When we make a telephone call in 2020 it is most likely to be made using a smartphone over a cellular or IP-based connection rather than a traditional instrument on a pair of copper wires to an exchange. As we move inexorably towards a wireless world in which the telephone line serves only as a vehicle for broadband Internet, it’s easy to forget the last hundred years or more of telephone technology that led up to the present.
In a manner of speaking though, your telephone wall socket hasn’t forgotten. If you like old phones, you can still have one, and picture yourself in a 1950s movie as you twirl the handset cord round your finger while you speak. Continue reading “A Vintage Phone In 2020”→
A few weeks ago we featured a project from [Dan], a work-in-progress in which he was attaching an EMF 2018 electronic conference badge to a rotary phone. At the time we looked forward to his progress, expecting maybe to see it in our travels round the field at EMF 2021. We have to say we did him a disservice then, because he’s made excellent progress and has now turned it into a fully functional cellular rotary phone.
The result can be seen in the video below the break, and we have to admit it looks pretty good. Depending where you are in the world you’ll either love or hate the ringing sound, but that is of little consequence to the utility of the device. If you have a drawer full of conference badges gathering dust, perhaps it’s time to give them a second look.
We have covered the astonishing diversity of conference badges to a great extent over the years, and we are always pleased and surprised at the creativity and ingenuity that goes into their creation. But the saddest thing about so many badges is that after the event they go into the drawer and are never touched again, such a missed opportunity!

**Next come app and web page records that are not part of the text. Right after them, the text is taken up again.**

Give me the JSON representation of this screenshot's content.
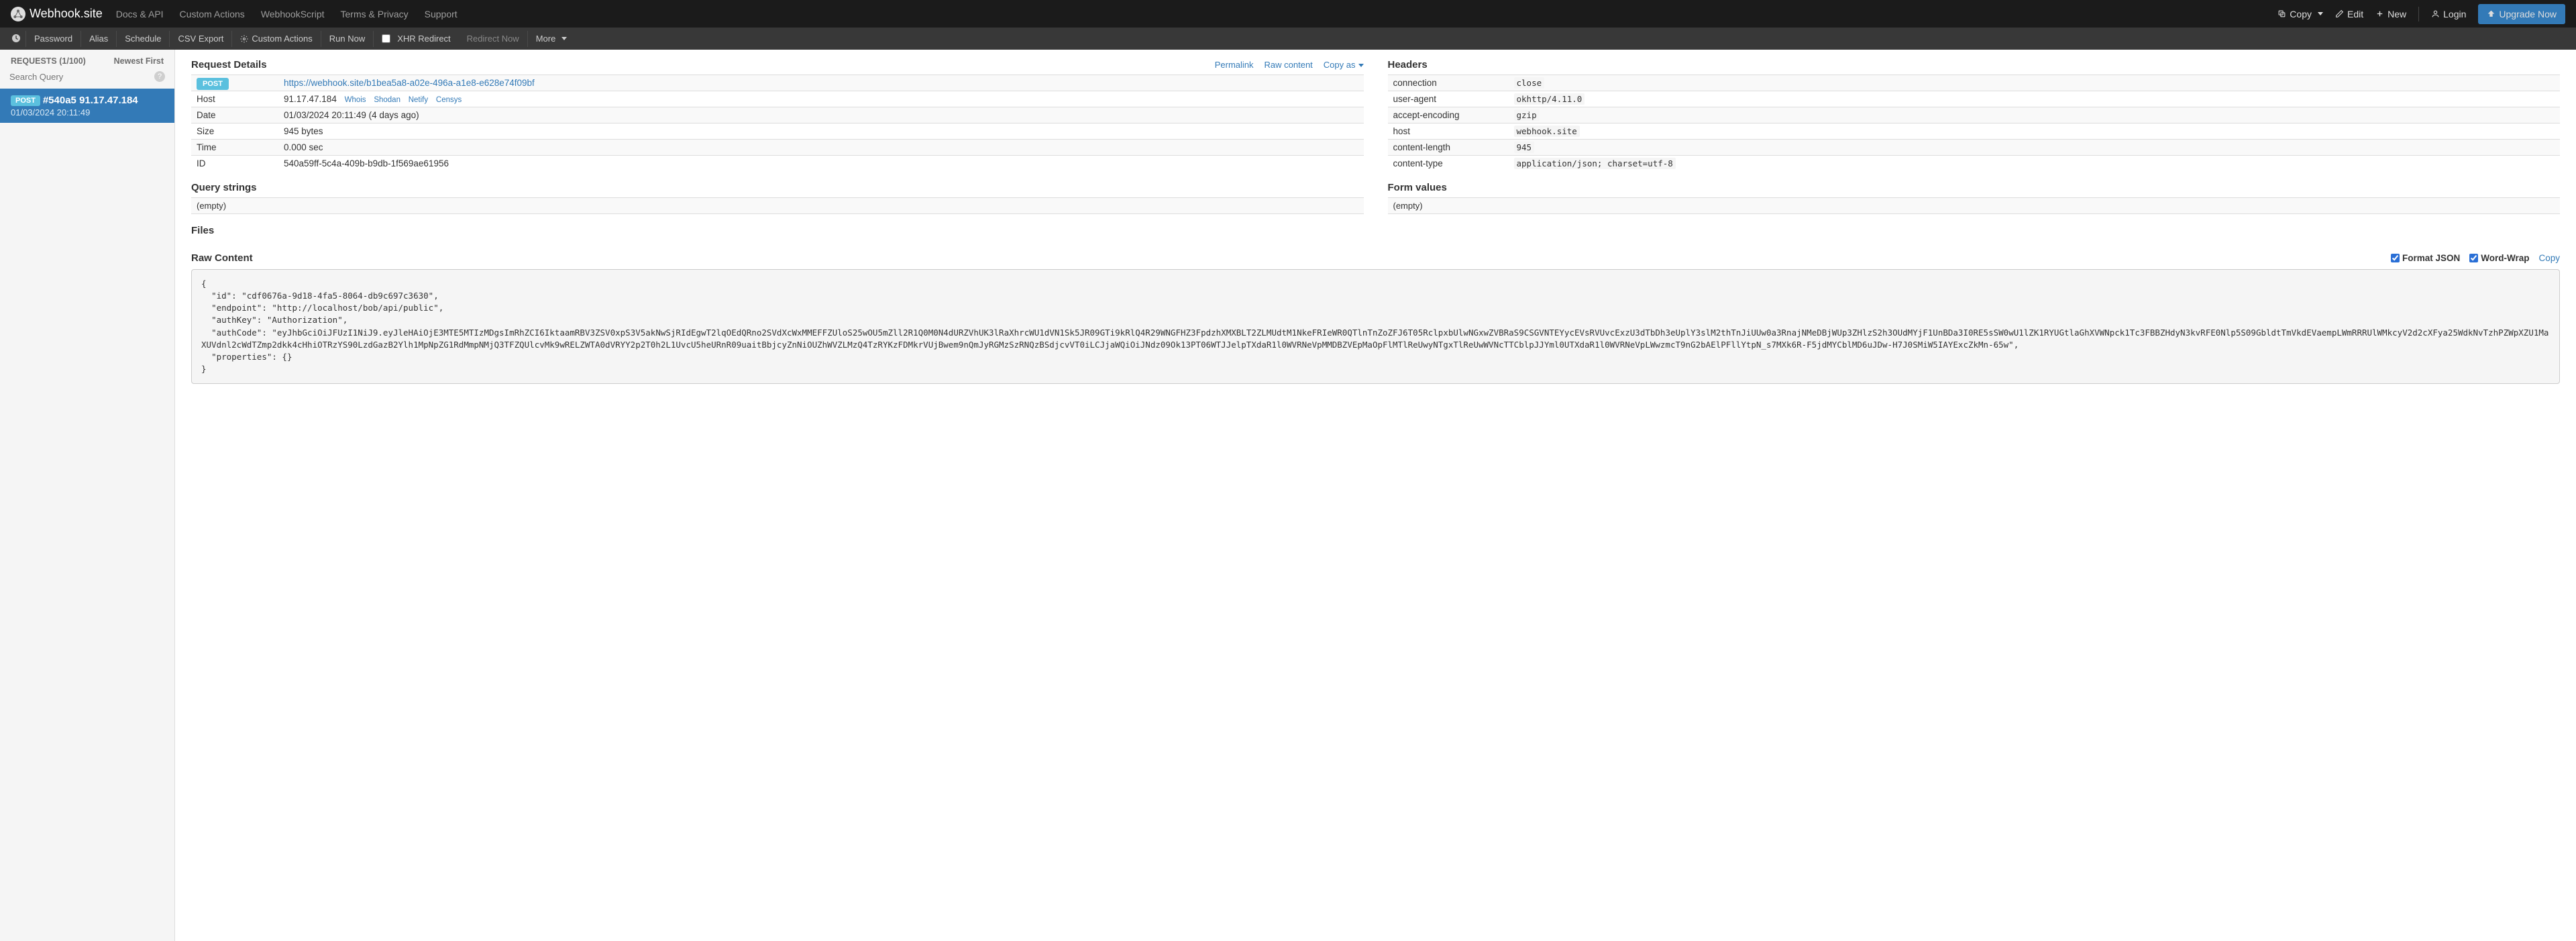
{
  "brand": "Webhook.site",
  "topnav": {
    "docs": "Docs & API",
    "custom_actions": "Custom Actions",
    "webhookscript": "WebhookScript",
    "terms": "Terms & Privacy",
    "support": "Support"
  },
  "topnav_right": {
    "copy": "Copy",
    "edit": "Edit",
    "new": "New",
    "login": "Login",
    "upgrade": "Upgrade Now"
  },
  "subnav": {
    "password": "Password",
    "alias": "Alias",
    "schedule": "Schedule",
    "csv_export": "CSV Export",
    "custom_actions": "Custom Actions",
    "run_now": "Run Now",
    "xhr_redirect": "XHR Redirect",
    "redirect_now": "Redirect Now",
    "more": "More"
  },
  "sidebar": {
    "requests_header": "REQUESTS (1/100)",
    "newest_first": "Newest First",
    "search_placeholder": "Search Query",
    "selected": {
      "method": "POST",
      "title": "#540a5 91.17.47.184",
      "time": "01/03/2024 20:11:49"
    }
  },
  "details": {
    "title": "Request Details",
    "links": {
      "permalink": "Permalink",
      "raw_content": "Raw content",
      "copy_as": "Copy as"
    },
    "method": "POST",
    "url": "https://webhook.site/b1bea5a8-a02e-496a-a1e8-e628e74f09bf",
    "host_label": "Host",
    "host_value": "91.17.47.184",
    "host_tools": {
      "whois": "Whois",
      "shodan": "Shodan",
      "netify": "Netify",
      "censys": "Censys"
    },
    "date_label": "Date",
    "date_value": "01/03/2024 20:11:49 (4 days ago)",
    "size_label": "Size",
    "size_value": "945 bytes",
    "time_label": "Time",
    "time_value": "0.000 sec",
    "id_label": "ID",
    "id_value": "540a59ff-5c4a-409b-b9db-1f569ae61956"
  },
  "query_strings": {
    "title": "Query strings",
    "empty": "(empty)"
  },
  "form_values": {
    "title": "Form values",
    "empty": "(empty)"
  },
  "files": {
    "title": "Files"
  },
  "headers": {
    "title": "Headers",
    "rows": [
      {
        "k": "connection",
        "v": "close"
      },
      {
        "k": "user-agent",
        "v": "okhttp/4.11.0"
      },
      {
        "k": "accept-encoding",
        "v": "gzip"
      },
      {
        "k": "host",
        "v": "webhook.site"
      },
      {
        "k": "content-length",
        "v": "945"
      },
      {
        "k": "content-type",
        "v": "application/json; charset=utf-8"
      }
    ]
  },
  "raw": {
    "title": "Raw Content",
    "format_json": "Format JSON",
    "word_wrap": "Word-Wrap",
    "copy": "Copy",
    "body": "{\n  \"id\": \"cdf0676a-9d18-4fa5-8064-db9c697c3630\",\n  \"endpoint\": \"http://localhost/bob/api/public\",\n  \"authKey\": \"Authorization\",\n  \"authCode\": \"eyJhbGciOiJFUzI1NiJ9.eyJleHAiOjE3MTE5MTIzMDgsImRhZCI6IktaamRBV3ZSV0xpS3V5akNwSjRIdEgwT2lqOEdQRno2SVdXcWxMMEFFZUloS25wOU5mZll2R1Q0M0N4dURZVhUK3lRaXhrcWU1dVN1Sk5JR09GTi9kRlQ4R29WNGFHZ3FpdzhXMXBLT2ZLMUdtM1NkeFRIeWR0QTlnTnZoZFJ6T05RclpxbUlwNGxwZVBRaS9CSGVNTEYycEVsRVUvcExzU3dTbDh3eUplY3slM2thTnJiUUw0a3RnajNMeDBjWUp3ZHlzS2h3OUdMYjF1UnBDa3I0RE5sSW0wU1lZK1RYUGtlaGhXVWNpck1Tc3FBBZHdyN3kvRFE0Nlp5S09GbldtTmVkdEVaempLWmRRRUlWMkcyV2d2cXFya25WdkNvTzhPZWpXZU1MaXUVdnl2cWdTZmp2dkk4cHhiOTRzYS90LzdGazB2Ylh1MpNpZG1RdMmpNMjQ3TFZQUlcvMk9wRELZWTA0dVRYY2p2T0h2L1UvcU5heURnR09uaitBbjcyZnNiOUZhWVZLMzQ4TzRYKzFDMkrVUjBwem9nQmJyRGMzSzRNQzBSdjcvVT0iLCJjaWQiOiJNdz09Ok13PT06WTJJelpTXdaR1l0WVRNeVpMMDBZVEpMaOpFlMTlReUwyNTgxTlReUwWVNcTTCblpJJYml0UTXdaR1l0WVRNeVpLWwzmcT9nG2bAElPFllYtpN_s7MXk6R-F5jdMYCblMD6uJDw-H7J0SMiW5IAYExcZkMn-65w\",\n  \"properties\": {}\n}"
  }
}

It’s a trend that [Dan] has reversed though, with his rotary dial phone brought to life with an EMF Tilda MkIV. This was the badge from last year’s EMF Camp 2018, and its defining feature was a built-in GSM mobile phone. We didn’t give it a full review at the time because it has problems with the GSM part at the event and it would have been unfair to display what was an amazing badge in a negative light, but once we got it home it was straightforward enough to put a commercial SIM in the slot and use the public networks with it.
[Dan]’s phone is an Eastern European model that came to him through his grandfather. Inside it’s a relatively conventional design, into which he’s patched a couple of the Tilda’s I/O lines from the dial through a debounce circuit. But simply selecting a couple of lines wasn’t enough, as most of those on its expansion port come via a port expander. He needed inputs that could generate an interrupt, so he hijacked a couple from the on-board joystick. He’s included Python code which you can see in action in the video below. It’s important to note that he’s yet to hook up the audio to the badge so this is a work in progress, but it’s an interesting project nevertheless.